Before reading this book by John Maxwell, the book's title "Sometimes You Win, Sometimes You Learn" immediately made me associate this book with Ryan Holiday's The Obstacle is The Way. Both books have the main theme of using your failure as your opportunity to learn, improve, or advance, this book approaches the subject differently as Maxwell mainly uses his own life experience to support his arguments. Although I have to say that I love Holiday's book much more as I love his explanation on how to use the Stoic philosophy to see and approach your obstacles, Maxwell's book does still have some really nice lessons in it.
The idea of using your failure as an opportunity to improve yourself or even the situation is nothing new to me and should be nothing new to you. Yet, it is the type of thing that is so simple to understand but so difficult to apply. It is something that we need to remind ourselves of every single day. It is so easy to tell people to view the world that way while you don't notice you are the one who often got depressed or buried by failures.
If you are the type of person that believes you are almost always the smartest person in the room, you will have a hard time learning new things. Very often, you think that you are an expert in a certain field and you believe that you know everything about the subject. You can hardly accept new ideas or learn new skills of that subject if you have such "fixed mindset" as put by book author Carol Dweck.

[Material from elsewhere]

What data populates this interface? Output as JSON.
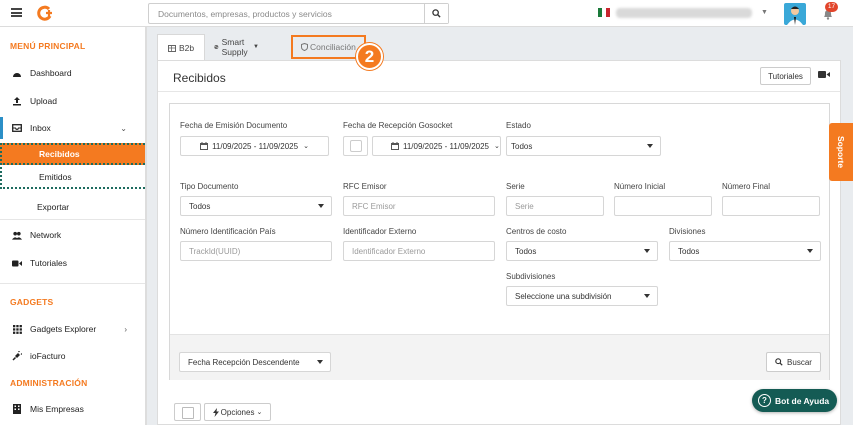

When you are consistently feeling seriously frustrated by failures here and there and, as a result, begin to stop working with confidence and efficiency, the truth is that your reaction is what pulls you further and further away from success. In the book, Maxwell wrote "adversity writes our story" and I found that to be a great quote to inspire myself when I encounter obstacles. Think about it, if your goal is to get rich, it may seem like the best story ever if you can win the lottery at a young age. Let's just assume that another alternative is to hustle and eventually get rich between by dedicated twenty years of your life working on a business. Which story is a better story when your life is all set and done.
If you want to learn and eventually to win, you have to treat your work seriously and own it. Before blaming others, think about if you have actually done your part the right way. People that blame others first are very average people. Act like them if you want to be like them. If success is what you want, own the responsibility and do a better job next time.
You have to be mature in order to achieve success at a high level. To define maturity, Maxwell put it so well in the book, "Maturity is doing what you are supposed to do, when you’re supposed to do it, no matter how you feel." I bet many people are not committed to their work enough to follow the "no matter how you feel" part of the quote.
Think about some of you biggest past victories. Did you get those results by pulling a few all-nighters or did you get them by doing something consistently over a long period of time? These things that we do daily, or at least almost daily, also known as our habits are what push things forward. If people get tired of doing something after two weeks, and if you keep doing it daily for two years, I bet you have a much better chance of succeeding.
Valuable creations often require years to complete. If you always want to do what's best for today, or this hour, you would always be watching your favorite TV show or eating a ton of icecream as that's supposed to be what gives you the most fun instantly. As proved by the super famous marshmallow experiment, people who can resist instant gratification has the best chance of having success. Luckily, learning how to resist instant gratification is something that you can improve on. In fact, you can instantly improve at that by knowing the fact that instant gratification can be harmful to you.
When you are trailing by twenty points with only minutes left in a basketball game, you need hope to help you stand up straight and fight back. You can decide to have hope and try or you can decide not to have hope and give the game to your opponent with willing hands. Sometimes, you are one single thought away from getting yourself a chance to win, and that single thought is hope.
Being teachable doesn't only mean that you have to be humble. You have to actually be more than that. In a perfect world, your skills and knowledge would just stack up one on top of another flawlessly. But unfortunately in a real world, we are often taught the wrong things growing up. To further advance, sometimes we have to unlearn what we have learnt, in order to learn the correct or updated version.
Literature winner T. S. Eliot put it best, "The Nobel is a ticket to one's own funeral. No one has ever done anything after he got it." You simply don't want to be that guy who always talks about the one time he sells his company for millions of dollars while he has then lost his humbleness and wasted all his money after the victory. I have already read some really good books that talked about the above mentioned lessons, for example, books like The Obstacle is The Way, Extreme Ownership, Mindset and Grit. But the quote about what maturity is still sticks to my mind. I simply think that this is the best way I have seen anyone define what maturity is. Are you doing what you are supposed to do now, even if you feel like it or not?